“I think it’s a good problem to have, first of all, but you have to get everybody really honed in on the task at hand,” Miller said of having a 9-0 team. “Sometimes you have a game at home where you sense there’s an overconfidence with your team. The one thing as a coach you have the opportunity to do, you can sometimes even be harder on your guys, not in a negative way but with the standards of excellence because you’re playing for so much.
“You’re playing for a regular-season championship, which is incredibly hard to do. You’re playing for an NCAA Tournament bid and sometimes a higher seed. You try to guard against worrying about when that first loss comes.”
Regents talk hoops again
The Arizona Board of Regents scheduled to privately discuss the UA basketball program on Wednesday or Thursday, which it routinely has since the federal investigation into college basketball was made public in September 2017.
The regents’ executive-session agenda this week included an item called “Legal advice and discussion regarding University of Arizona Men’s Basketball.”
It’s unclear if their discussion is scheduled to involve the UA’s move to fire assistant coach Mark Phelps, which the school announced on Wednesday night.
The regents had a similar executive-session agenda item when meeting on Nov. 1. Regents treasurer Bill Ridenour said then that the wording was “boilerplate” and that any decision to act, if needed, would come from UA President Robert Robbins.

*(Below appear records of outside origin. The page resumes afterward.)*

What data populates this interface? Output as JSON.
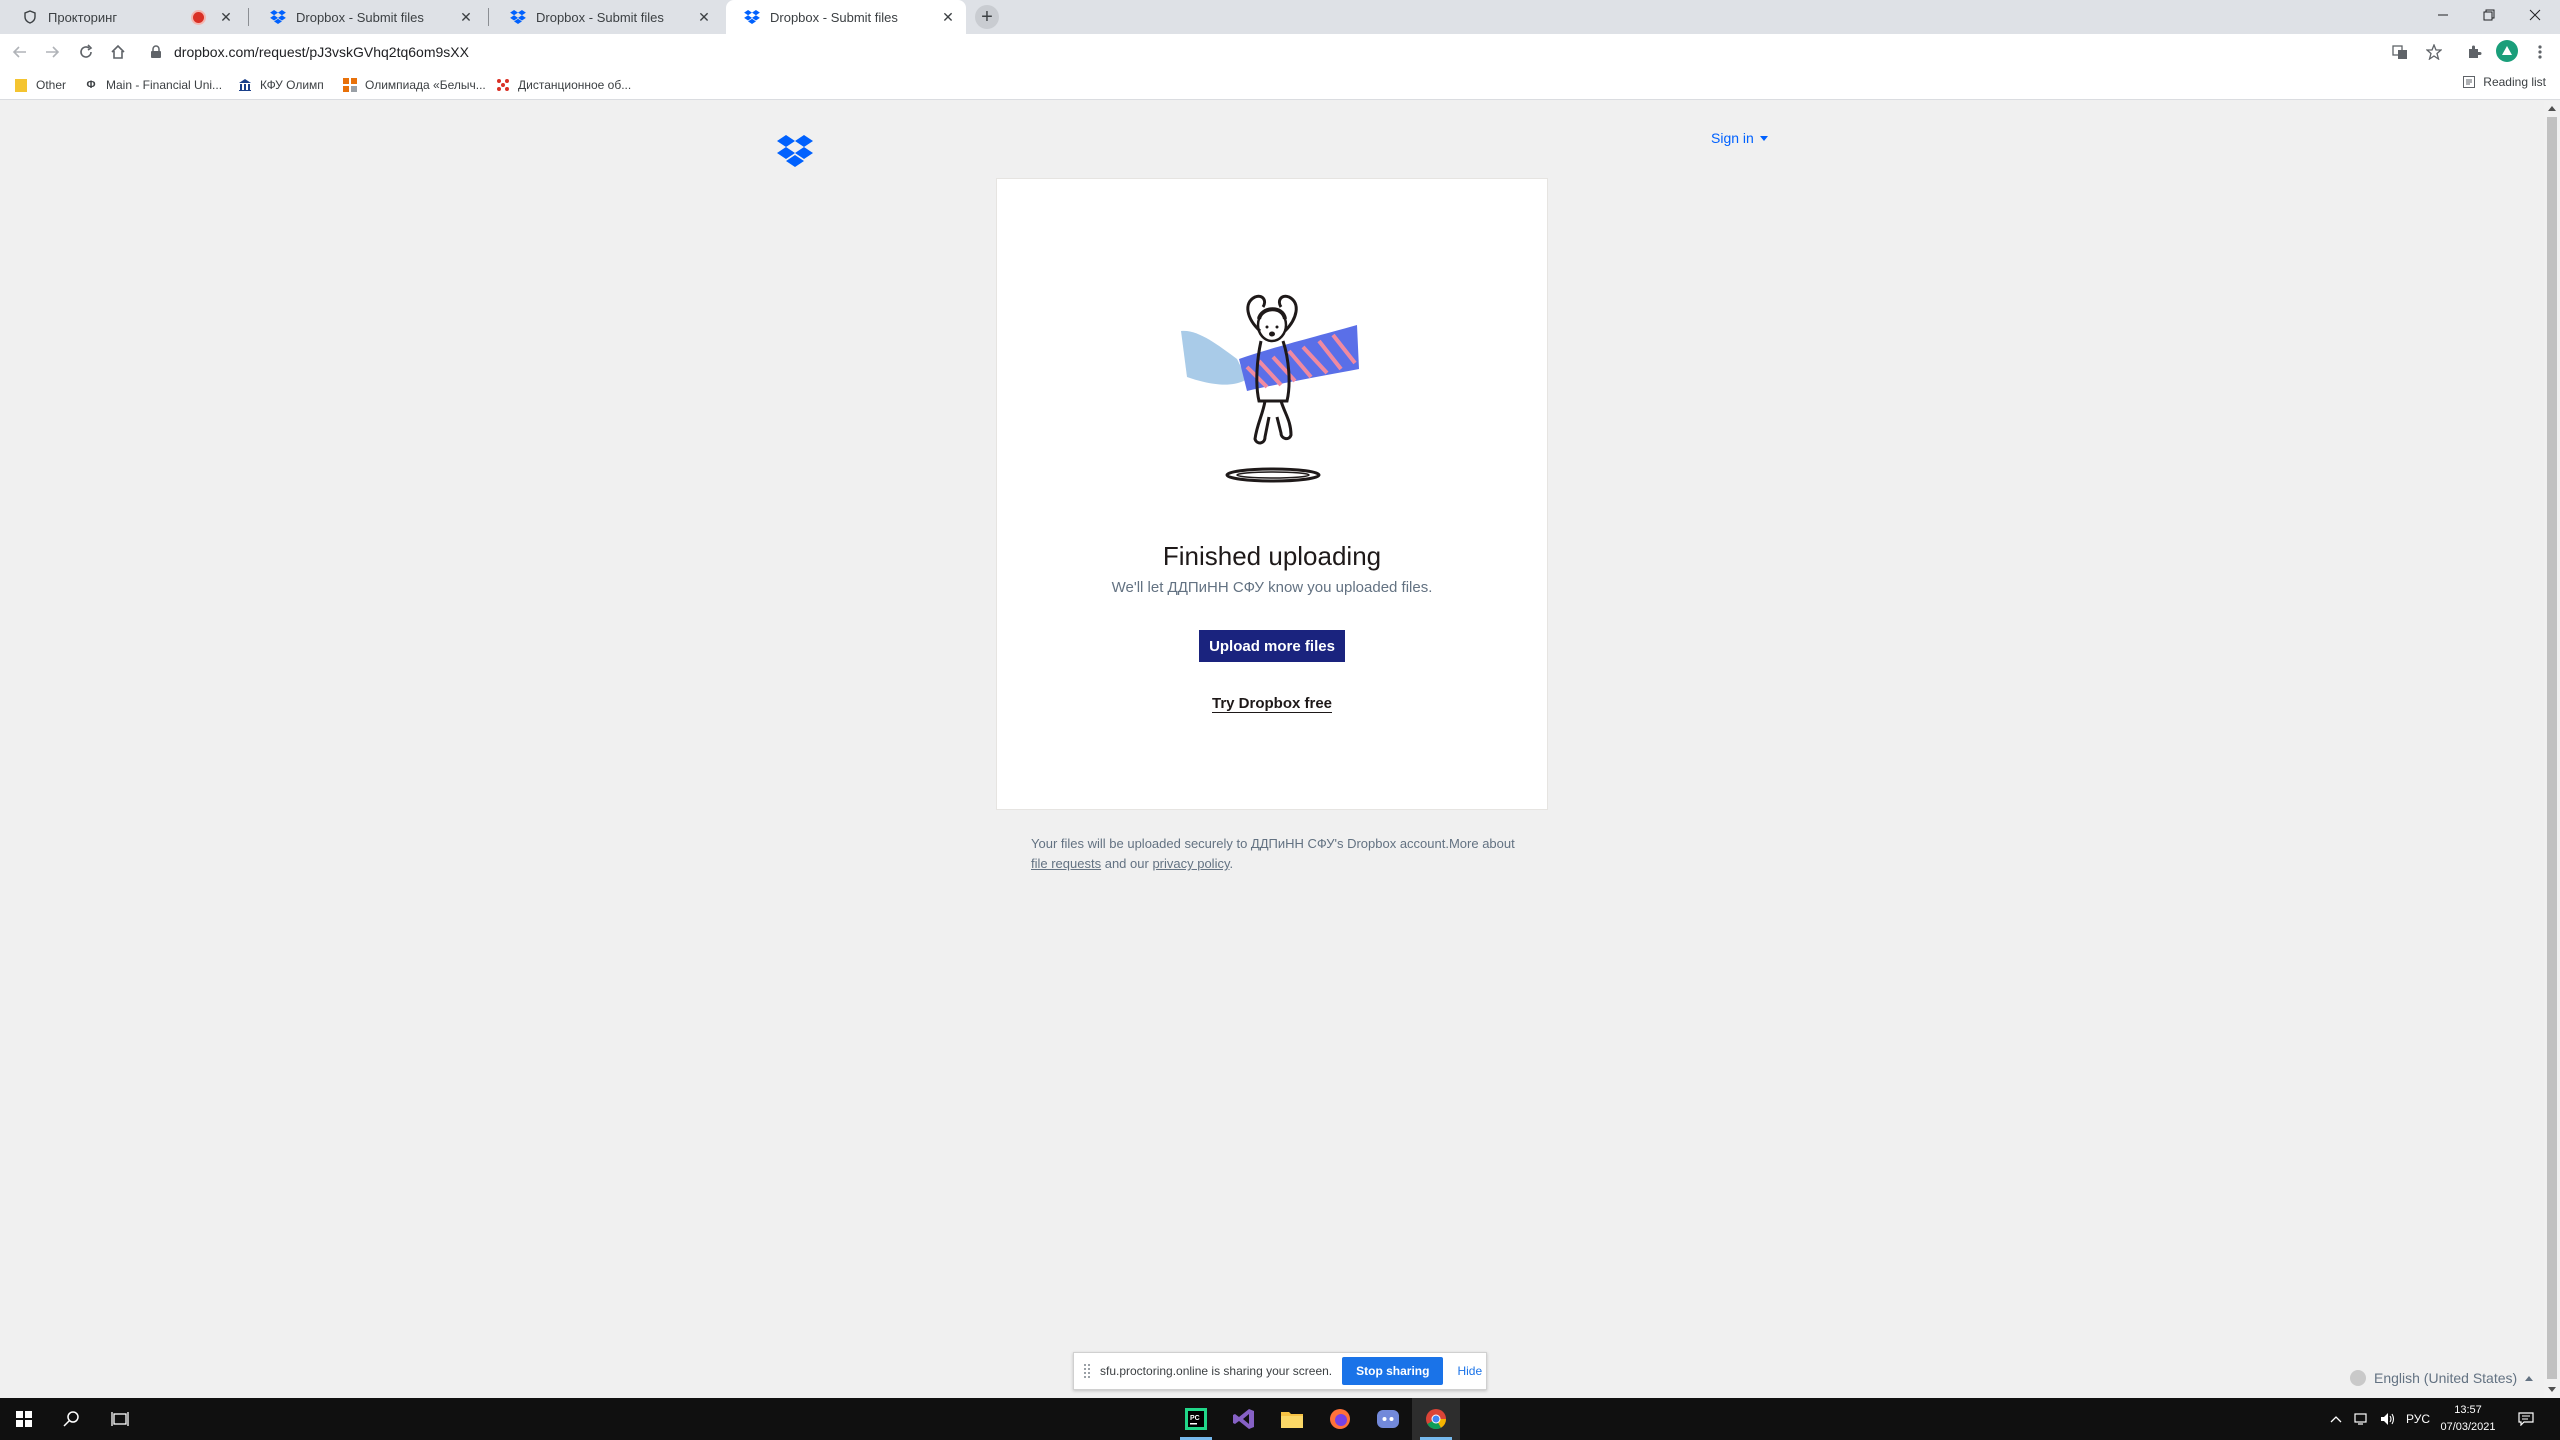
{
  "tabs": [
    {
      "title": "Прокторинг",
      "icon": "shield-icon",
      "recording": true
    },
    {
      "title": "Dropbox - Submit files",
      "icon": "dropbox-icon",
      "recording": false
    },
    {
      "title": "Dropbox - Submit files",
      "icon": "dropbox-icon",
      "recording": false
    },
    {
      "title": "Dropbox - Submit files",
      "icon": "dropbox-icon",
      "recording": false,
      "active": true
    }
  ],
  "toolbar": {
    "url": "dropbox.com/request/pJ3vskGVhq2tq6om9sXX"
  },
  "bookmarks": {
    "items": [
      {
        "label": "Other",
        "icon": "folder-icon"
      },
      {
        "label": "Main - Financial Uni...",
        "icon": "phi-icon"
      },
      {
        "label": "КФУ Олимп",
        "icon": "bank-icon"
      },
      {
        "label": "Олимпиада «Белыч...",
        "icon": "orange-grid-icon"
      },
      {
        "label": "Дистанционное об...",
        "icon": "dots-icon"
      }
    ],
    "reading_list": "Reading list"
  },
  "page": {
    "sign_in": "Sign in",
    "title": "Finished uploading",
    "subtitle": "We'll let ДДПиНН СФУ know you uploaded files.",
    "upload_button": "Upload more files",
    "try_link": "Try Dropbox free",
    "footnote_text": "Your files will be uploaded securely to ДДПиНН СФУ's Dropbox account.More about",
    "footnote_link1": "file requests",
    "footnote_and": "and our",
    "footnote_link2": "privacy policy",
    "footnote_end": ".",
    "language": "English (United States)"
  },
  "share_bar": {
    "message": "sfu.proctoring.online is sharing your screen.",
    "stop": "Stop sharing",
    "hide": "Hide"
  },
  "taskbar": {
    "lang": "РУС",
    "time": "13:57",
    "date": "07/03/2021"
  },
  "colors": {
    "dropbox_blue": "#0061fe",
    "button_navy": "#1a237e",
    "share_blue": "#1a73e8"
  }
}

Average Arizona turnovers in Pac-12 games, the lowest average in the conference.
Average turnovers by Washington opponents in Pac-12 games, the highest average in conference play.
Years since Washington started 9-0 in conference play.
Wins in Arizona’s last 100 home games, the best record nationally in that span (since the start of the 2013-14 season).